Feb 18, 2023


 The proposed ban will limit freedom of choice and prevent the vitamin’s use in reducing Alzheimer’s risk and symptoms of premenstrual syndrome.

European authorities have moved another step closer in an attempt to greatly limit the daily amounts of vitamin B6 that consumers in the EU will be able to access in food supplements. Last Friday night (10 February), the European Food Safety Authority (EFSA) closed a public consultation that was open for only a month.

The consultation sought comments on its proposal to reduce the Tolerable Upper Level for vitamin B6, the maximum daily amount deemed safe for long-term use from all sources (i.e. food and supplements), to a paltry 12.5 mg per day.
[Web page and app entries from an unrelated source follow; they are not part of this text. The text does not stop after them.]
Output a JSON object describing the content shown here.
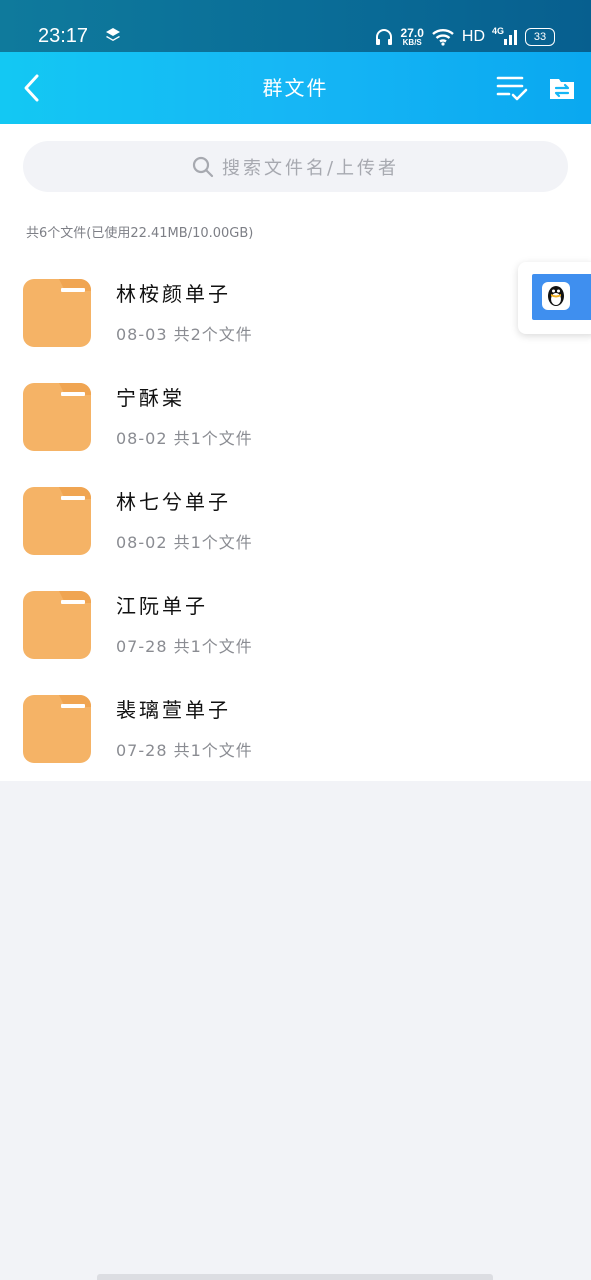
{
  "status_bar": {
    "time": "23:17",
    "net_speed_value": "27.0",
    "net_speed_unit": "KB/S",
    "hd": "HD",
    "network": "4G",
    "battery": "33"
  },
  "nav": {
    "title": "群文件"
  },
  "search": {
    "placeholder": "搜索文件名/上传者"
  },
  "summary": "共6个文件(已使用22.41MB/10.00GB)",
  "folders": [
    {
      "name": "林桉颜单子",
      "meta": "08-03  共2个文件"
    },
    {
      "name": "宁酥棠",
      "meta": "08-02  共1个文件"
    },
    {
      "name": "林七兮单子",
      "meta": "08-02  共1个文件"
    },
    {
      "name": "江阮单子",
      "meta": "07-28  共1个文件"
    },
    {
      "name": "裴璃萱单子",
      "meta": "07-28  共1个文件"
    }
  ],
  "colors": {
    "status_bar": "#0a6e98",
    "nav_bar": "#16b6f5",
    "folder": "#f5b366",
    "background": "#f2f3f7"
  }
}
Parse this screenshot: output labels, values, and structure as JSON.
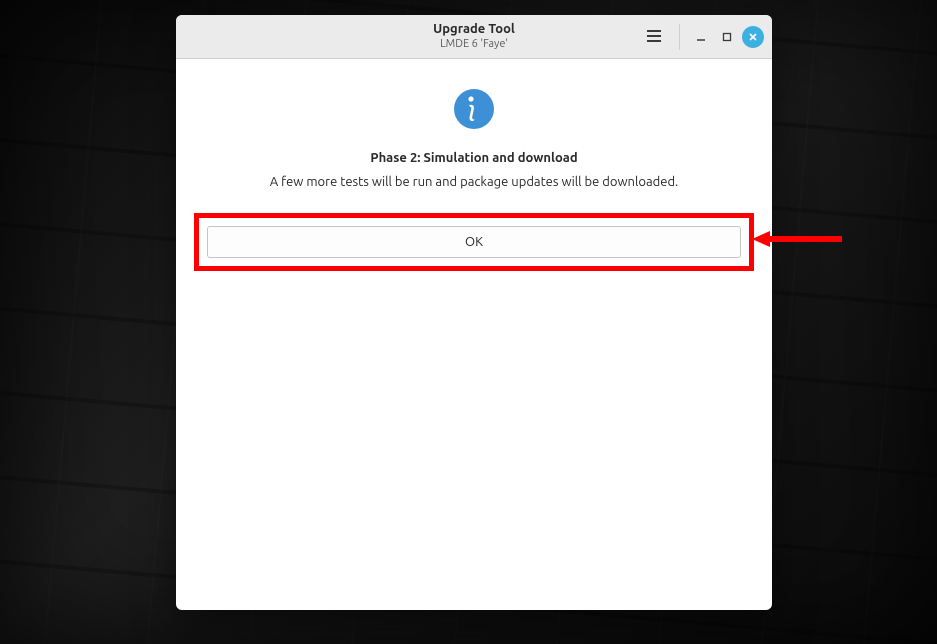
{
  "window": {
    "title": "Upgrade Tool",
    "subtitle": "LMDE 6 'Faye'"
  },
  "dialog": {
    "heading": "Phase 2: Simulation and download",
    "description": "A few more tests will be run and package updates will be downloaded.",
    "ok_label": "OK"
  },
  "icons": {
    "info": "info-icon",
    "hamburger": "hamburger-icon",
    "minimize": "minimize-icon",
    "maximize": "maximize-icon",
    "close": "close-icon"
  },
  "colors": {
    "accent": "#3d8fd6",
    "close_button": "#3db0e2",
    "annotation": "#ff0000"
  }
}
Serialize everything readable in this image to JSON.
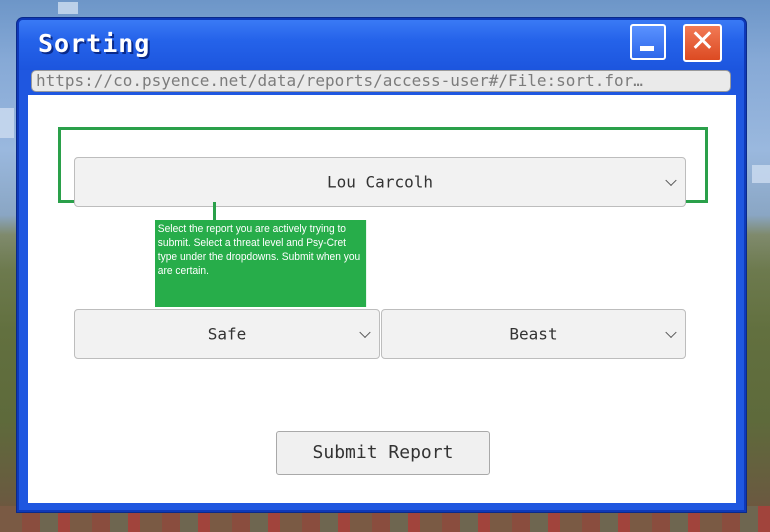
{
  "window": {
    "title": "Sorting",
    "close_glyph": "✕"
  },
  "address_bar": {
    "url": "https://co.psyence.net/data/reports/access-user#/File:sort.for…"
  },
  "form": {
    "report_select": {
      "value": "Lou Carcolh"
    },
    "threat_select": {
      "value": "Safe"
    },
    "type_select": {
      "value": "Beast"
    },
    "tooltip": {
      "text": "Select the report you are actively trying to submit. Select a threat level and Psy-Cret type under the dropdowns. Submit when you are certain."
    },
    "submit_label": "Submit Report"
  },
  "colors": {
    "window_blue": "#1f57e0",
    "highlight_green": "#2aa04a",
    "tooltip_green": "#27ad4a",
    "close_red": "#dc4a22"
  },
  "icons": {
    "minimize": "minimize-icon",
    "close": "close-icon",
    "dropdown": "chevron-down-icon"
  }
}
This proposed new level is half the previous level set by the EFSA’s predecessor, the Scientific Committee on Food. It is also just one eighth of the amount deemed safe (100 mg/day) by the US equivalent, the National Academy of Medicine.

In its consultation response, the Alliance for Natural Health (ANH) Europe has highlighted gross irregularities in the scientific process being used by EFSA.
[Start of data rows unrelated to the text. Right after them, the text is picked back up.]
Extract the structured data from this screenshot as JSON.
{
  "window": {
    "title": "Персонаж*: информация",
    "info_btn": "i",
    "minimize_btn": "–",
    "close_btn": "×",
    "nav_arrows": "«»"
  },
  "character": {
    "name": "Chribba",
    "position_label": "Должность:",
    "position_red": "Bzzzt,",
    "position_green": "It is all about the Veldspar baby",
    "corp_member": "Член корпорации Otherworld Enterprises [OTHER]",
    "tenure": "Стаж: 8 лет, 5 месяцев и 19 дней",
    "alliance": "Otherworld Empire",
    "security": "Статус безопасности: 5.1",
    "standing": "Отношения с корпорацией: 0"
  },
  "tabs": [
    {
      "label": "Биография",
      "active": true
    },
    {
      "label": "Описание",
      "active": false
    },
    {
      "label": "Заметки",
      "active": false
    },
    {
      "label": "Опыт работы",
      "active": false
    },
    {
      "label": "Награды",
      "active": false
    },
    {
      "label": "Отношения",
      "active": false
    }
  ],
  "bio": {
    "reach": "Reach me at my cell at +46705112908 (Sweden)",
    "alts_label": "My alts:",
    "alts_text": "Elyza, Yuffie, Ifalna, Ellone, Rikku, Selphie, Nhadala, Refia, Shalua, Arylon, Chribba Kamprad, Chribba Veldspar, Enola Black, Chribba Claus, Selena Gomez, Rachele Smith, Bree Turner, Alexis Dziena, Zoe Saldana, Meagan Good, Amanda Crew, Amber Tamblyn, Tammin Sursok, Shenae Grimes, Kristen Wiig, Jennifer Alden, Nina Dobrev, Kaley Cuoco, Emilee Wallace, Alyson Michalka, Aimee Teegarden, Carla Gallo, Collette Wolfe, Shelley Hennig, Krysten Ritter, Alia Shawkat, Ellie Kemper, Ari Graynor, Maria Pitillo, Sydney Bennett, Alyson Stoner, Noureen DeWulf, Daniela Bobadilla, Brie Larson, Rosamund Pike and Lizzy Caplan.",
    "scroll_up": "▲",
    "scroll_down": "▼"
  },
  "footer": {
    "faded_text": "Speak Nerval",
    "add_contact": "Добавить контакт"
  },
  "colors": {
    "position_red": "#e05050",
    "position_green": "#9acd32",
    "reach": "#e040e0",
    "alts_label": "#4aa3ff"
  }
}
Scientific director, Robert Verkerk PhD, said,

“The remit given to EFSA by the Commission was to review the level based on new science and methodologies. Instead, EFSA ignored new methodologies and used old, discredited, or irrelevant science, including an old study on five beagle dogs conducted over 45 years ago.
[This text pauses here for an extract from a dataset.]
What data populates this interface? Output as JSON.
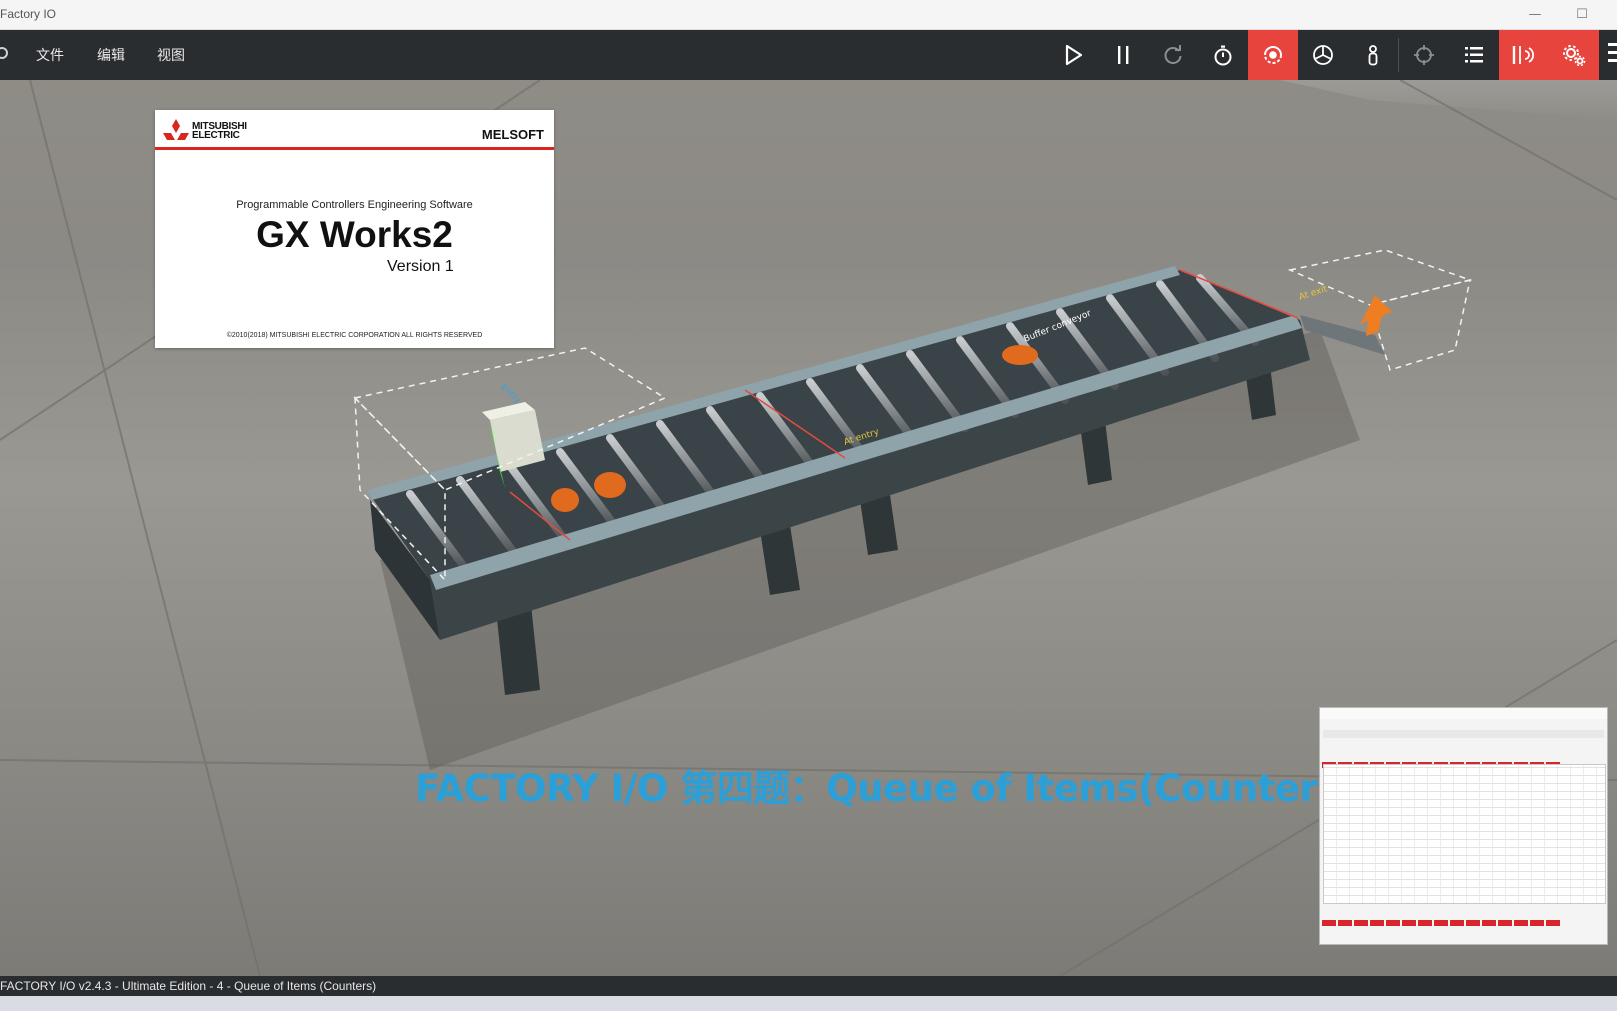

Dr Verkerk added,

“Not only that, EFSA wants to apply this new level to all forms of vitamin B6 to protect people from any risk of peripheral neuropathy, despite this only having been linked to one form – pyridoxine – and then only when megadoses of 1000 mg have been taken over extended periods.”

ANH Europe asserts that it would be legally disproportionate if EU member states or the European Commission attempt to lower levels of all forms, especially the bioactive, coenzyme, pyridoxal 5’-phosphate form, based on this reduced TUL.

Director of ANH Europe, Dr Nick van Ruiten, voiced grave concern over EFSA’s proposal, commenting,

“This is part of a very slippery slope for free choice and self-care in the EU. On the back of a conclusive body of science showing that higher dose B6, B12, folate and Omega-3 fatty acids lower the risk of cognitive decline and Alzheimer’s, as well as thousands of women relyingon B6 to relieve their PMS symptoms, EFSA’s proposal is nonsensical. Especially in view of the huge amount of data on the vitamin’s safety, especially when used in the coenzyme form.”

ANH Europe, and other organisations which criticised EFSA’s proposal, are hopeful that some adjustments will be made to EFSA’s final opinion. If not, this could soon lead national regulators to further lower their own limits. The European Commission has indicated its intention to push ahead with the harmonisation of vitamin and mineral levels across the EU, a plan that’s been on the drawing board since the passage of the EU Food Supplements Directive in 2002.

ANH Europe’s consultation response to EFSA can be downloaded below. END.

EFSA public consultation announcement on vitamin B6:

ANH Europe’s consultation response to EFSA’s consultation can be downloaded at the following link: